Try it: Search the lines of the records for the word "from", and copy every line that has it.
(Beginning of Extracted data)
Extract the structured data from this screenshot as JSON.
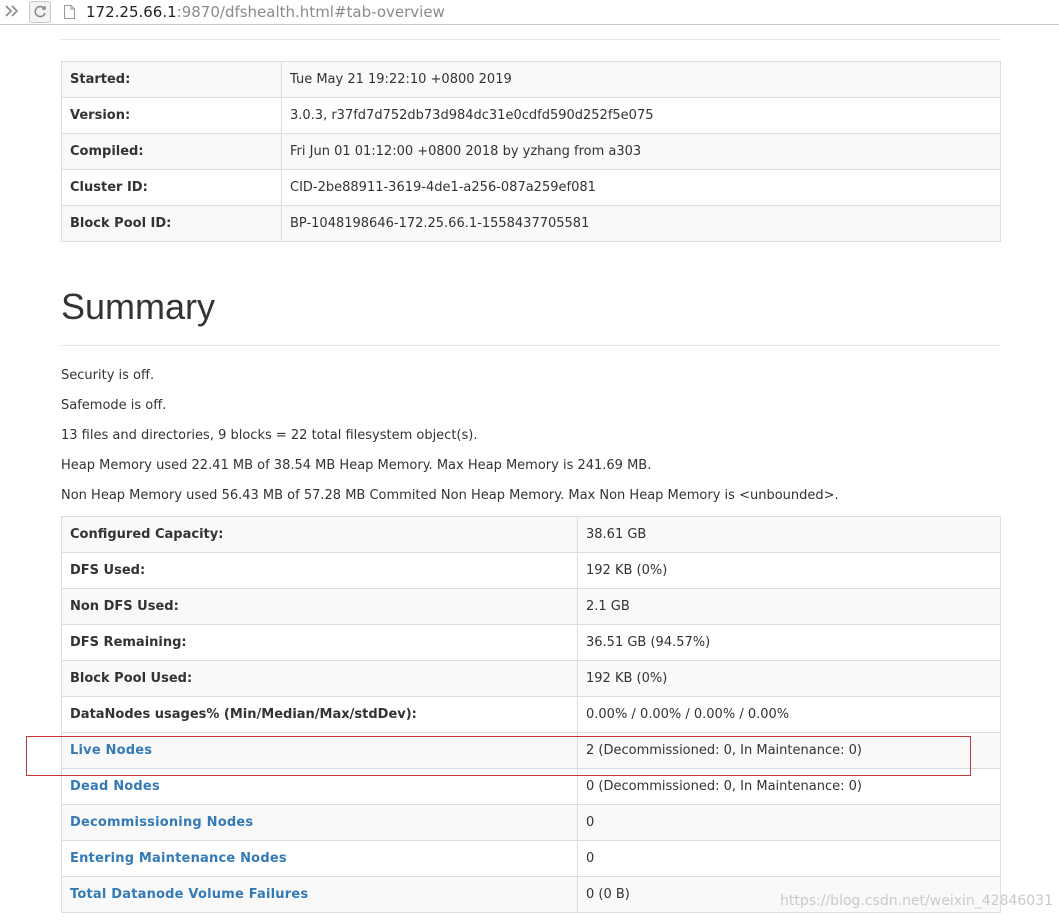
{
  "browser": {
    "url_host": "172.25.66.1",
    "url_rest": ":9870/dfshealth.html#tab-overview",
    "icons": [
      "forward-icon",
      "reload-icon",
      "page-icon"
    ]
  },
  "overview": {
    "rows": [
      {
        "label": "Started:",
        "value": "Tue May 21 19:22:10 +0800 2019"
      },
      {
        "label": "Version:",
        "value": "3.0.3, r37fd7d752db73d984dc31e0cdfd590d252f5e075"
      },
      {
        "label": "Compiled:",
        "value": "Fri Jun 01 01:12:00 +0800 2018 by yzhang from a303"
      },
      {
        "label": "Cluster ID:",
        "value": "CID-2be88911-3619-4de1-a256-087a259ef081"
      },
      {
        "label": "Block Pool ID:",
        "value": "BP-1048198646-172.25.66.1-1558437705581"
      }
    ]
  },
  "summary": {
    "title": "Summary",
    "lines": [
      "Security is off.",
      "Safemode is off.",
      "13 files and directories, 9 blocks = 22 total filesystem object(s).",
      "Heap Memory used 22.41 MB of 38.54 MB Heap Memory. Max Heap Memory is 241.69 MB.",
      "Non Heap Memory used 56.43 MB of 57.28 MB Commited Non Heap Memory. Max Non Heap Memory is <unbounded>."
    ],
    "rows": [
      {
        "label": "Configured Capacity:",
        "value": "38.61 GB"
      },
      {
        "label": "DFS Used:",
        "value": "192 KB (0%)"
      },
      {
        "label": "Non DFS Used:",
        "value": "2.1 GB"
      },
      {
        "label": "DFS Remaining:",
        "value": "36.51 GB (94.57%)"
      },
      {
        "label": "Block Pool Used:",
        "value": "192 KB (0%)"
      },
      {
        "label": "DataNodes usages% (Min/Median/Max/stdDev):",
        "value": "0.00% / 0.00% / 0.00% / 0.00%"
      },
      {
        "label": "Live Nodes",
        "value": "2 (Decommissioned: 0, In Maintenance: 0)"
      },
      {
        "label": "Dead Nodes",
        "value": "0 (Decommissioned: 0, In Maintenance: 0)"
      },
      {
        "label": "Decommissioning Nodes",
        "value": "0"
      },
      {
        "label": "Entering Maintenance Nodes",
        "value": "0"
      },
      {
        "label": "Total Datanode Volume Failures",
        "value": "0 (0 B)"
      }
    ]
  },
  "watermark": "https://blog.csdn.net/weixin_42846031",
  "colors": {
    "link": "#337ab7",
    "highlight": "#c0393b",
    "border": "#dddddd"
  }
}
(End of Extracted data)
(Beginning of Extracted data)
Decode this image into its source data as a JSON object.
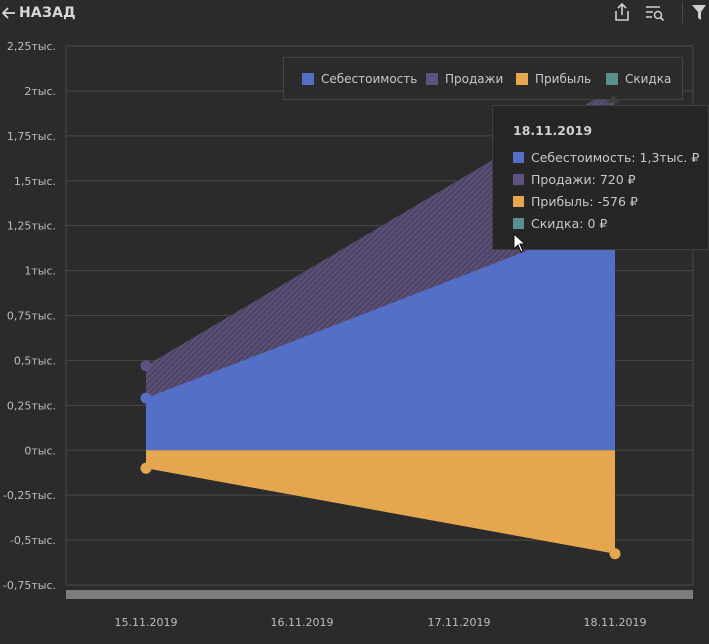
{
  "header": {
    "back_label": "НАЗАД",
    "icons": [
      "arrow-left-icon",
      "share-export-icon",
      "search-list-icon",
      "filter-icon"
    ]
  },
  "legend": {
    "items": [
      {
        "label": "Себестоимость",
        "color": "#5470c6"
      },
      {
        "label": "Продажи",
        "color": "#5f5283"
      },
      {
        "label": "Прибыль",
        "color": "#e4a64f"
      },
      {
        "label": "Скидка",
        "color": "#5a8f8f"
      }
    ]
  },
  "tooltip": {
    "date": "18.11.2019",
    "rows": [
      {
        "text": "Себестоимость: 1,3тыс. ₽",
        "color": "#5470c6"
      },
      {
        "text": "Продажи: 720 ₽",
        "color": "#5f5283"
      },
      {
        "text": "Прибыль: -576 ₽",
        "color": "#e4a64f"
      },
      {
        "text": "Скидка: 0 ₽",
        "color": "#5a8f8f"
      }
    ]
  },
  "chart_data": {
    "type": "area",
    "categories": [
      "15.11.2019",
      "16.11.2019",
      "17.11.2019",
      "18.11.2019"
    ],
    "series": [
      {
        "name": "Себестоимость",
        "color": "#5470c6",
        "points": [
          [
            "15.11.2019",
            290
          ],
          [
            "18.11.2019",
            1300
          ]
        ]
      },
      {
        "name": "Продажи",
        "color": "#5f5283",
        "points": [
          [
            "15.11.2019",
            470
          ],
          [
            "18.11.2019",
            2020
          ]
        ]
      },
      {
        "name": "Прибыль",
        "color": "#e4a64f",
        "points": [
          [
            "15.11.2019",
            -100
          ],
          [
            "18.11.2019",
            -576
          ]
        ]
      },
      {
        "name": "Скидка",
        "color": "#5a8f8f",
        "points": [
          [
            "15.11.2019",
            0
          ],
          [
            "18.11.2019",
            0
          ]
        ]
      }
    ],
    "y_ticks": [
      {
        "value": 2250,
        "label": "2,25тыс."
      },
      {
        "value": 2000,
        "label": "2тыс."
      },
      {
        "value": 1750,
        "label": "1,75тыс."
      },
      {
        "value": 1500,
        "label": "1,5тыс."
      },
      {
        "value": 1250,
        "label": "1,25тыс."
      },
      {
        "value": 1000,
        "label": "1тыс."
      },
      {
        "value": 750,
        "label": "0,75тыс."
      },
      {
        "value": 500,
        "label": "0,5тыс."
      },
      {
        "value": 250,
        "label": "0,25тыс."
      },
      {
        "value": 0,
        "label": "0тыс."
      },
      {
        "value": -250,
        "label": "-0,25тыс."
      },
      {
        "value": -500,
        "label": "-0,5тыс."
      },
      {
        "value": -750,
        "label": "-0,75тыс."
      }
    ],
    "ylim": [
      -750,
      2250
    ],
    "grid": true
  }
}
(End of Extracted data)
Answer for the task:
Extract the structured data from this screenshot as JSON.
        "value": "Fri Jun 01 01:12:00 +0800 2018 by yzhang from a303"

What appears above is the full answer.